== TASK TO COMPLETE ==
Copies of all lines containing the string "align" are needed from the data below.

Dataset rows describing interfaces
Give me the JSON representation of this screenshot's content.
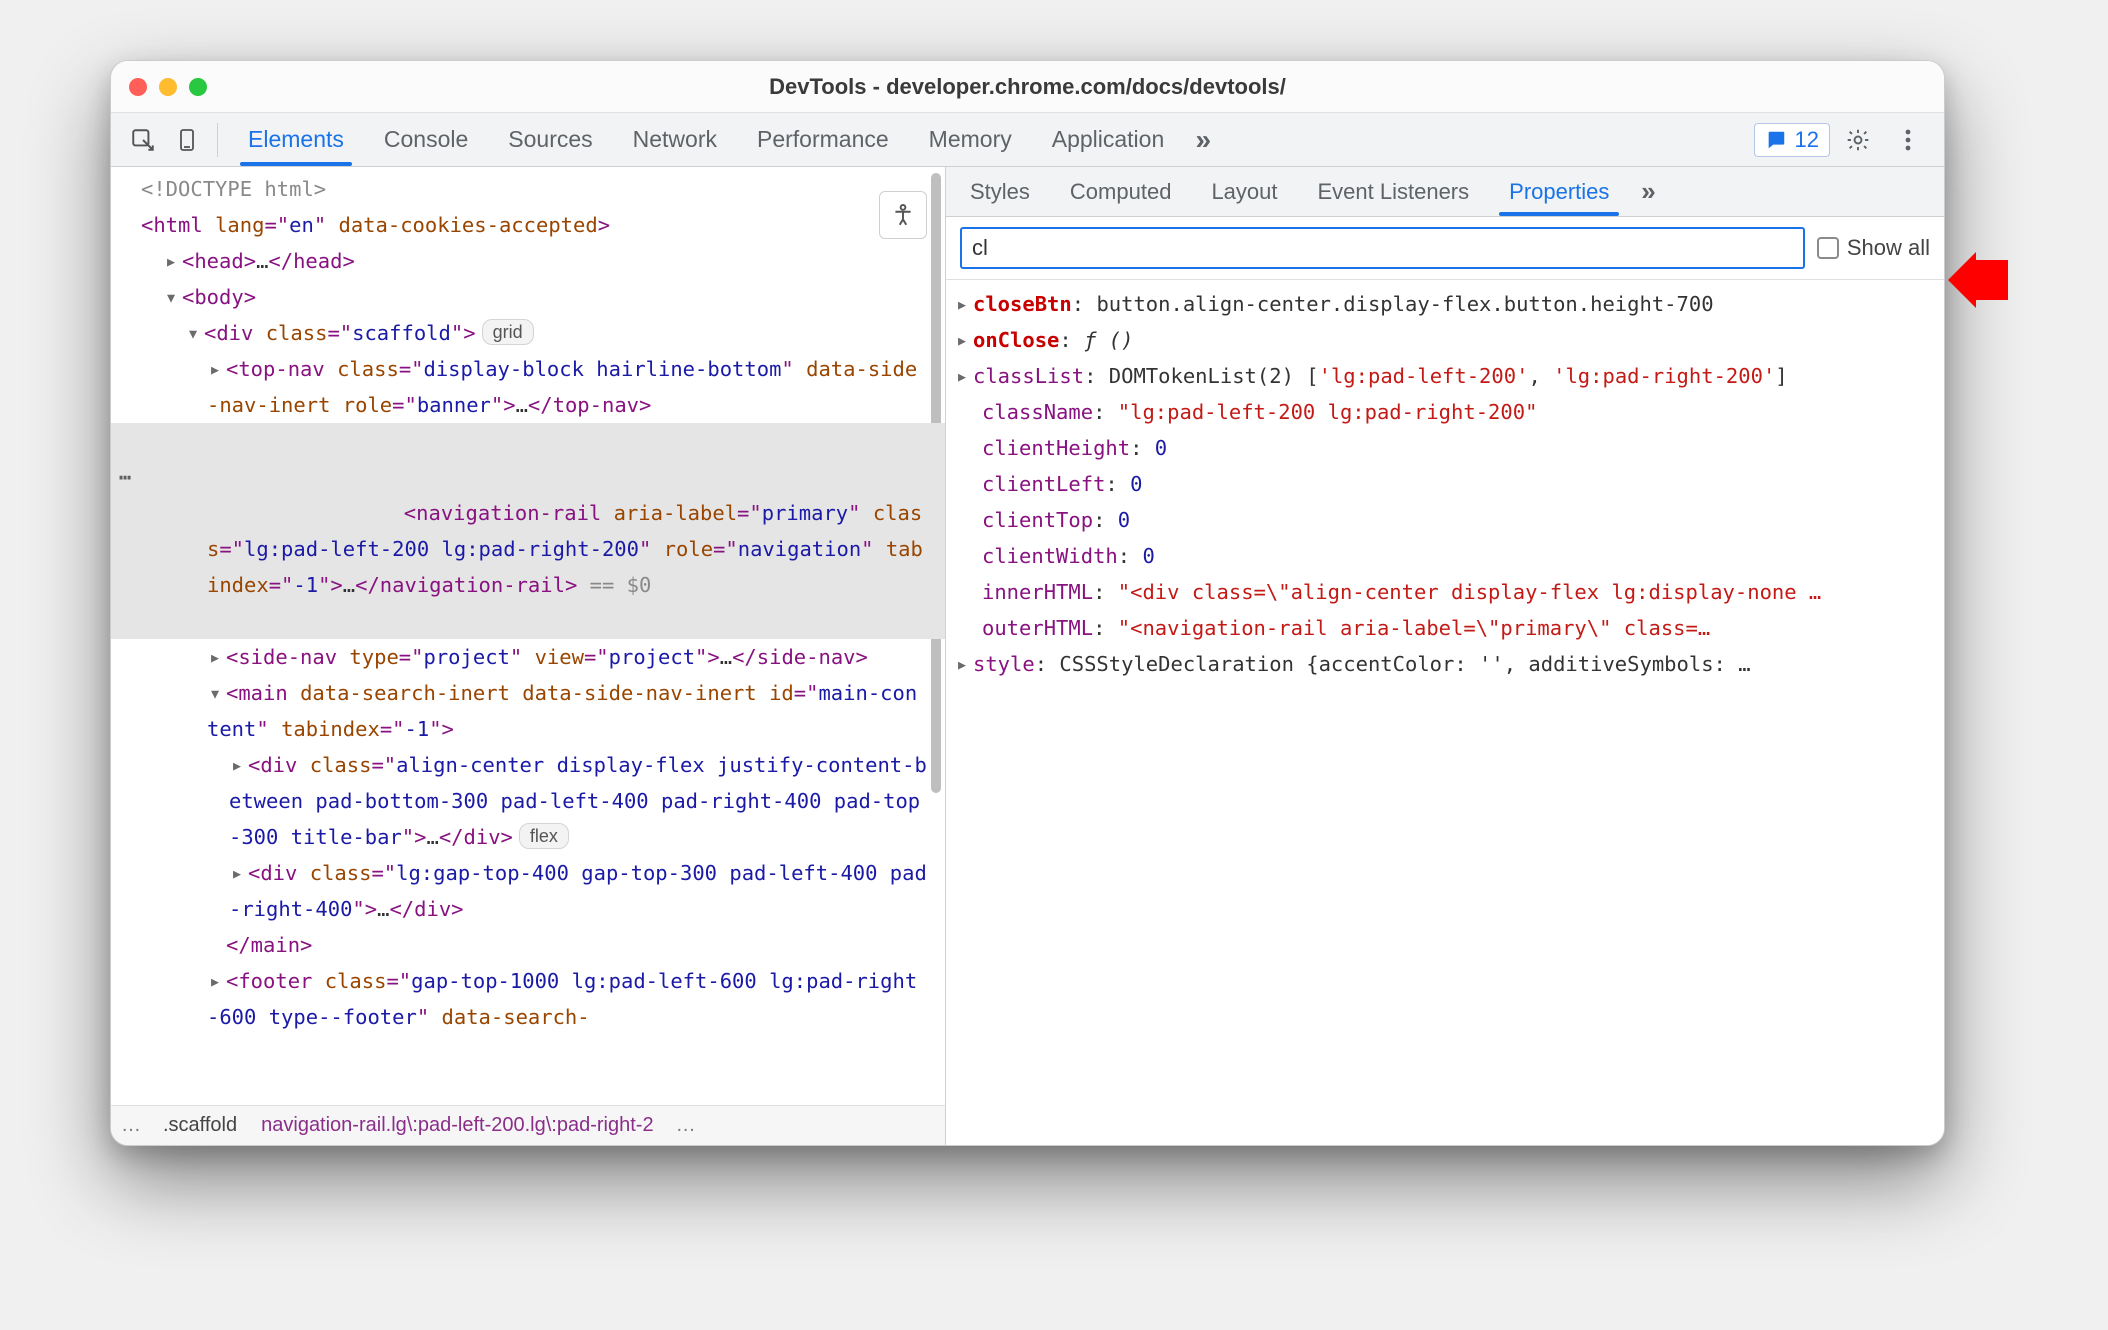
{
  "window": {
    "title": "DevTools - developer.chrome.com/docs/devtools/"
  },
  "issues": {
    "count": "12"
  },
  "mainTabs": {
    "t0": "Elements",
    "t1": "Console",
    "t2": "Sources",
    "t3": "Network",
    "t4": "Performance",
    "t5": "Memory",
    "t6": "Application",
    "overflow": "»"
  },
  "sideTabs": {
    "s0": "Styles",
    "s1": "Computed",
    "s2": "Layout",
    "s3": "Event Listeners",
    "s4": "Properties",
    "overflow": "»"
  },
  "filter": {
    "value": "cl",
    "showAll": "Show all"
  },
  "badges": {
    "grid": "grid",
    "flex": "flex"
  },
  "crumbs": {
    "ell1": "…",
    "scaffold": ".scaffold",
    "nav": "navigation-rail.lg\\:pad-left-200.lg\\:pad-right-2",
    "ell2": "…"
  },
  "tree": {
    "doctype": "<!DOCTYPE html>",
    "htmlOpen1": "<",
    "htmlTag": "html",
    "htmlSp": " ",
    "langAttr": "lang",
    "eq": "=\"",
    "langVal": "en",
    "dq": "\" ",
    "cookiesAttr": "data-cookies-accepted",
    "close": ">",
    "headOpen": "<head>",
    "ell": "…",
    "headClose": "</head>",
    "bodyOpen": "<body>",
    "divOpen": "<div ",
    "classAttr": "class",
    "scaffoldVal": "scaffold",
    "topnavOpen": "<top-nav ",
    "topnavClassVal": "display-block hairline-bottom",
    "dataSideNav": "data-side-nav-inert",
    "roleAttr": "role",
    "bannerVal": "banner",
    "topnavClose": "</top-nav>",
    "navrailOpen": "<navigation-rail ",
    "ariaLabel": "aria-label",
    "primaryVal": "primary",
    "navClassVal": "lg:pad-left-200 lg:pad-right-200",
    "navigVal": "navigation",
    "tabindexAttr": "tabindex",
    "neg1": "-1",
    "navrailClose": "</navigation-rail>",
    "eqSel": " == $0",
    "sidenavOpen": "<side-nav ",
    "typeAttr": "type",
    "projectVal": "project",
    "viewAttr": "view",
    "sidenavClose": "</side-nav>",
    "mainOpen": "<main ",
    "dataSearchAttr": "data-search-inert",
    "idAttr": "id",
    "mainContentVal": "main-content",
    "div2ClassVal": "align-center display-flex justify-content-between pad-bottom-300 pad-left-400 pad-right-400 pad-top-300 title-bar",
    "divClose": "</div>",
    "div3ClassVal": "lg:gap-top-400 gap-top-300 pad-left-400 pad-right-400",
    "mainClose": "</main>",
    "footerOpen": "<footer ",
    "footerClassVal": "gap-top-1000 lg:pad-left-600 lg:pad-right-600 type--footer",
    "dataSearch2": "data-search-"
  },
  "props": {
    "p0k": "closeBtn",
    "p0v": "button.align-center.display-flex.button.height-700",
    "p1k": "onClose",
    "p1v": "ƒ ()",
    "p2k": "classList",
    "p2v_a": "DOMTokenList(2) [",
    "p2v_b": "'lg:pad-left-200'",
    "p2v_c": ", ",
    "p2v_d": "'lg:pad-right-200'",
    "p2v_e": "]",
    "p3k": "className",
    "p3v": "\"lg:pad-left-200 lg:pad-right-200\"",
    "p4k": "clientHeight",
    "p4v": "0",
    "p5k": "clientLeft",
    "p5v": "0",
    "p6k": "clientTop",
    "p6v": "0",
    "p7k": "clientWidth",
    "p7v": "0",
    "p8k": "innerHTML",
    "p8v": "\"<div class=\\\"align-center display-flex lg:display-none …",
    "p9k": "outerHTML",
    "p9v": "\"<navigation-rail aria-label=\\\"primary\\\" class=…",
    "p10k": "style",
    "p10v": "CSSStyleDeclaration {accentColor: '', additiveSymbols: …"
  }
}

== RESPONSE TO THIS EXERCISE ==
    "div2ClassVal": "align-center display-flex justify-content-between pad-bottom-300 pad-left-400 pad-right-400 pad-top-300 title-bar",
    "p0v": "button.align-center.display-flex.button.height-700",
    "p8v": "\"<div class=\\\"align-center display-flex lg:display-none …",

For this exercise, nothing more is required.